Humification is critically involved in natural organic matter cycling. A wide range of fungi, plants and bacteria can produce enzymes that are involved in humification. Further understanding of the enzymatic humification processes, including the factors controlling enzyme production and regulation and the interactions between enzymes and natural organic matters are of important scientific and application values. It will advance knowledge in soil organic chemistry and inform novel technology development involving organic matter manipulation. Huang laboratory attempts at means by regulating humification enzyme activities to reduce thatch accumulation for turf management or to enhance soil organic matter formation for carbon sequestration. Huang laboratory is also interested in using agricultural wastes and animal manure as feedstocks in solid state fermentation for enzyme production and simultaneous pollution abatement.

Environmental behaviors and risks of bioactive micropollutants

Bioactive micropollutants of emerging concern, such as hormones, pharmaceuticals, and perfluorochemicals are widely present in the environment, usually at low concentrations, but can still cause profound negative impacts to ecological and human health. Based on strong laboratory capability in trace chemical analysis and structural identification, Huang laboratory has conducted studies to examine the occurrence, transformation and fate of emerging contaminants in soil and water systems, to provide fundamental information for science-informed risk analysis and regulation.

Application of advanced oxidation for food safety

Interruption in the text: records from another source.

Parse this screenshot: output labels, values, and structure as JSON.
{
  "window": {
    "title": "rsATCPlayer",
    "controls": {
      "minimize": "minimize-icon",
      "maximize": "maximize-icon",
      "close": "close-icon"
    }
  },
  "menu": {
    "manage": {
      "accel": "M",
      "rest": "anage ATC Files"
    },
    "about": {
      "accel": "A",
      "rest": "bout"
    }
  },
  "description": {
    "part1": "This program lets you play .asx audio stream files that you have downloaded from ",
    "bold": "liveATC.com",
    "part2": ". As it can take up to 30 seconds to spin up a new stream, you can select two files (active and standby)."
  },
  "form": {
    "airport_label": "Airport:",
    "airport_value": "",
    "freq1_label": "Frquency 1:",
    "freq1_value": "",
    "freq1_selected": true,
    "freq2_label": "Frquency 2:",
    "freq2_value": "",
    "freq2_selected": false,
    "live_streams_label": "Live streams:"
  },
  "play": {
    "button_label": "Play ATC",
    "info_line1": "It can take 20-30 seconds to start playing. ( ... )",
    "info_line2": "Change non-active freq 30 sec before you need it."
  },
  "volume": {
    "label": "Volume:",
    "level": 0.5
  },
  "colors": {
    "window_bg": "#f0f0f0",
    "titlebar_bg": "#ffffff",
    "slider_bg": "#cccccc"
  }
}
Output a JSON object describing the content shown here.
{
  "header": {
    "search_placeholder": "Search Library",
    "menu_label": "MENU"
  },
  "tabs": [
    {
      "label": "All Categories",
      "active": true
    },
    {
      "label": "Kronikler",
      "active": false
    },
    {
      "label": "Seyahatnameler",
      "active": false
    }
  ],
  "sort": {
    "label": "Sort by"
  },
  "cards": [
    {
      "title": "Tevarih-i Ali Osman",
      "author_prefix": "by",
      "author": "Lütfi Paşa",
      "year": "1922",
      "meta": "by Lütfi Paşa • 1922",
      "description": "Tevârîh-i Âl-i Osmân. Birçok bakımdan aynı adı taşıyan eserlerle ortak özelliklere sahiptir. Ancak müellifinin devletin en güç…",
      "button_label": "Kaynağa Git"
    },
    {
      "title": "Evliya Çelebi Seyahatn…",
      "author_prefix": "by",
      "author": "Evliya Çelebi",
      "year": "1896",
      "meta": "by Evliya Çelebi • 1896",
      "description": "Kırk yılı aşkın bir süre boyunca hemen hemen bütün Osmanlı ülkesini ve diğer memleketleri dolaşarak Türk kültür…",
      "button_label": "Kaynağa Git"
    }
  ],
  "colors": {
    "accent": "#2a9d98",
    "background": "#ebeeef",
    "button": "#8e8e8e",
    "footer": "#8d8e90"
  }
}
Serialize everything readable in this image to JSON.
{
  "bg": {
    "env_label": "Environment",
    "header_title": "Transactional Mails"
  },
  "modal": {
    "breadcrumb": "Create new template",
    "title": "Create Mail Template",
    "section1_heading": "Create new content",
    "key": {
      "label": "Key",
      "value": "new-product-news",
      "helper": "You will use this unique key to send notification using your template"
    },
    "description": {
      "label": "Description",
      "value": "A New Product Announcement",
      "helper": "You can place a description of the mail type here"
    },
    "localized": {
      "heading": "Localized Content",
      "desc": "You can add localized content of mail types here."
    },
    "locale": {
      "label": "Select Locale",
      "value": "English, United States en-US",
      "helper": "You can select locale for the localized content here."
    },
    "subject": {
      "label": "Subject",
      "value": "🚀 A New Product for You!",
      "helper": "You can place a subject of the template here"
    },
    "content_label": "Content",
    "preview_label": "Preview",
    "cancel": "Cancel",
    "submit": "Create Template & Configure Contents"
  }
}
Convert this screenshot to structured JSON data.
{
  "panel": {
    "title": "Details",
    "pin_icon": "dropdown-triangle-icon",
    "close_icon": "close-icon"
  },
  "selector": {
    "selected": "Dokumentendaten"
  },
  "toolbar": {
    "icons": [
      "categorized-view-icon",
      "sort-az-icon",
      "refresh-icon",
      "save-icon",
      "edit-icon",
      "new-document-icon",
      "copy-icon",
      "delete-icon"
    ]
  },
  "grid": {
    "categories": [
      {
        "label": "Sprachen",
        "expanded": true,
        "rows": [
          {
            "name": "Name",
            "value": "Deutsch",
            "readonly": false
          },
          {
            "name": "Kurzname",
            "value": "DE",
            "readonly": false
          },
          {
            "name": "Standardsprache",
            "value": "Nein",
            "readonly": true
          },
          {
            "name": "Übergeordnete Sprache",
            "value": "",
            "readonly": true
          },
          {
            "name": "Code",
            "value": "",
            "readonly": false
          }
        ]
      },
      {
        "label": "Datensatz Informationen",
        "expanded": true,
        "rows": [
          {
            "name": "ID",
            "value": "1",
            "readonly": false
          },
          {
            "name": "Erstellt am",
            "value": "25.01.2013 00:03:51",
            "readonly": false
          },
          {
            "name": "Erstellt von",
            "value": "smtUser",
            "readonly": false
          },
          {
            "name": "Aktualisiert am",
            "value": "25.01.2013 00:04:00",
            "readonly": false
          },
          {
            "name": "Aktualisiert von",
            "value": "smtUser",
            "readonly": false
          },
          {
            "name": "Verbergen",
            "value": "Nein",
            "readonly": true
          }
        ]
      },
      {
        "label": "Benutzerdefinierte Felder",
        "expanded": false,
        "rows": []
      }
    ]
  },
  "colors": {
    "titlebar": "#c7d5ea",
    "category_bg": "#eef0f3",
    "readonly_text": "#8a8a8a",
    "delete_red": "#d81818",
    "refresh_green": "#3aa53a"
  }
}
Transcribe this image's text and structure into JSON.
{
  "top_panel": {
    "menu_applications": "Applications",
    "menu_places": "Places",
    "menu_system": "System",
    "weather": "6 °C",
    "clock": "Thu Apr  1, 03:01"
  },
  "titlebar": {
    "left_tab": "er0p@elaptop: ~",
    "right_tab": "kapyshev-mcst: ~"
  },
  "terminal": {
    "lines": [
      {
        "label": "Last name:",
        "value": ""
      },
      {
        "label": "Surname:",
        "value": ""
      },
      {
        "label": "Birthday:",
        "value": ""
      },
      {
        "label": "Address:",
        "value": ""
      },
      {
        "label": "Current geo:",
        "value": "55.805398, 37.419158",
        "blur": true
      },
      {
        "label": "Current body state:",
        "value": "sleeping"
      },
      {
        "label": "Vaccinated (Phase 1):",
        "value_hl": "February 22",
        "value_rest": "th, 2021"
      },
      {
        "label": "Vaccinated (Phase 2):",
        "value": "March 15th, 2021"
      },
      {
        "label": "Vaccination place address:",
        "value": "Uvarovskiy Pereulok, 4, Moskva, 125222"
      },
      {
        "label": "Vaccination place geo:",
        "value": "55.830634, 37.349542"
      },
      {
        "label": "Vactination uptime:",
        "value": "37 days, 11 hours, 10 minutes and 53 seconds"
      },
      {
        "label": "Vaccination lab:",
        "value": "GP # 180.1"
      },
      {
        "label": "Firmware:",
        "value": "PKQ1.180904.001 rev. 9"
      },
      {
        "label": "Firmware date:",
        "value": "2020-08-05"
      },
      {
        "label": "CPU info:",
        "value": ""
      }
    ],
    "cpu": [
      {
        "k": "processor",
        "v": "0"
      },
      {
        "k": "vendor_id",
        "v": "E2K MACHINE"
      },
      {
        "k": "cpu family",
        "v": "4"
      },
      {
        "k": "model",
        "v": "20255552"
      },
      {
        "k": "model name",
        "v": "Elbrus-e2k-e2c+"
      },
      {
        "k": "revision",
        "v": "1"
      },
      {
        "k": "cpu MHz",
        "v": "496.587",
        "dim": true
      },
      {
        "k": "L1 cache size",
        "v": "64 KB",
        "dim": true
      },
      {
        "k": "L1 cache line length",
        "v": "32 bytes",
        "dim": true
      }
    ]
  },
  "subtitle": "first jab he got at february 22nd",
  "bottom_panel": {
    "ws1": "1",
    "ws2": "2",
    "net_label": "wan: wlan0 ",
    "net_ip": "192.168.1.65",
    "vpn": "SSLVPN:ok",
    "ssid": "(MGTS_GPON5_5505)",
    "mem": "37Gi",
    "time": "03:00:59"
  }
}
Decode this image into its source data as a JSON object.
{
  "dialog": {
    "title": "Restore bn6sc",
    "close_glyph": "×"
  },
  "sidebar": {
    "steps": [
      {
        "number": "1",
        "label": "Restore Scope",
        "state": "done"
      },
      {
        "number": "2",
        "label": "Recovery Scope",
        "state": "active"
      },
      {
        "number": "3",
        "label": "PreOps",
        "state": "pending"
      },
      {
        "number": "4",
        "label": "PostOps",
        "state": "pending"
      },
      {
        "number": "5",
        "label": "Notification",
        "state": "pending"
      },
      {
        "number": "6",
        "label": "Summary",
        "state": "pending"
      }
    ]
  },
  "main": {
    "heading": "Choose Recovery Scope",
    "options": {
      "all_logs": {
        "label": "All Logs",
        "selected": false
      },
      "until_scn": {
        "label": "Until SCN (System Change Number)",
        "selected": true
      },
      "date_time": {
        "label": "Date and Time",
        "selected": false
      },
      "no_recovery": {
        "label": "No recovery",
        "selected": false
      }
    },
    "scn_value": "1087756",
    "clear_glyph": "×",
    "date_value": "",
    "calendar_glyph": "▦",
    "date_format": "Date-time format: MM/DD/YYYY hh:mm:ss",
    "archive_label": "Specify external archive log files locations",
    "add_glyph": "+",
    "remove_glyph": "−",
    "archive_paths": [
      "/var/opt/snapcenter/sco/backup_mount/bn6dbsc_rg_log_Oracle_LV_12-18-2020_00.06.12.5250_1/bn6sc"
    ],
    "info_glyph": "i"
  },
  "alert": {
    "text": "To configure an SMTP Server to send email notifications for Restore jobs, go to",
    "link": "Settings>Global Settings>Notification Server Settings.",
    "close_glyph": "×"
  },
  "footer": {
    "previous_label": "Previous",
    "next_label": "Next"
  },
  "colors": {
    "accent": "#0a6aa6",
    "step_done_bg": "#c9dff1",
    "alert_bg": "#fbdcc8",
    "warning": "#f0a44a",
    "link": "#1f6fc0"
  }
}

Effective cleaning and disinfection is of paramount importance for fresh produce industry to prevent or limit foodborne illness. Chlorine-based sanitization is the most commonly used due to its relatively low cost and high efficacy in inactivating pathogens. Concerns have however been on the rise about the formation of disinfection by-products (DBPs) in relation to the use of chlorine-based sanitizers. Therefore, alternative sanitizers that are effective, economically feasible, but less prone to DBP formation is in great need. We are conducting studies to explore the possible use of activated persulfate, a relatively new advanced oxidation process (AOP) that has been studied actively in recent environmental studies, in applications as an alternative sanitizer for fresh produce.

Environmental implication and application of nanotechnology

The rapidly growing nanotechnology presents a double-edged sword to the environment. On one hand, the unusual properties and reactivity of nanomaterials offer unprecedented opportunities to address tough contamination problems. On the other hand, certain nanomaterials may impose unexpected environmental risks. Huang laboratory has studied both the environmental application and implication of nanotechnology, and have examined zero-valent iron nanoparticles (ZVIN), manganese oxide nanoparticles and carbon nanotubes.

Application of advanced Mass Spectrometry in environmental studies

Transformation of contaminants in environmental and engineered systems is of a central interest to Huang laboratory. The rapid advancement in spectroscopy such as high resolution mass spectrometry provides unprecedented opportunities for chemical analysis and system characterization. Huang laboratory is keen on taking this opportunity in their on-going research to examine complicated reaction pathways in complex reaction matrices.

Elucidation of reaction mechanisms using molecular modeling and simulation

Understanding the mechanisms governing contaminant transformation is important in predicting the environmental behaviors and risks of pollutants and optimizing reactions to degrade them. Huang laboratory employs molecular modeling and simulation tools to elucidate the mechanisms at molecular level by characterizing the bonding and electronic structures, reaction energetics, and transition states.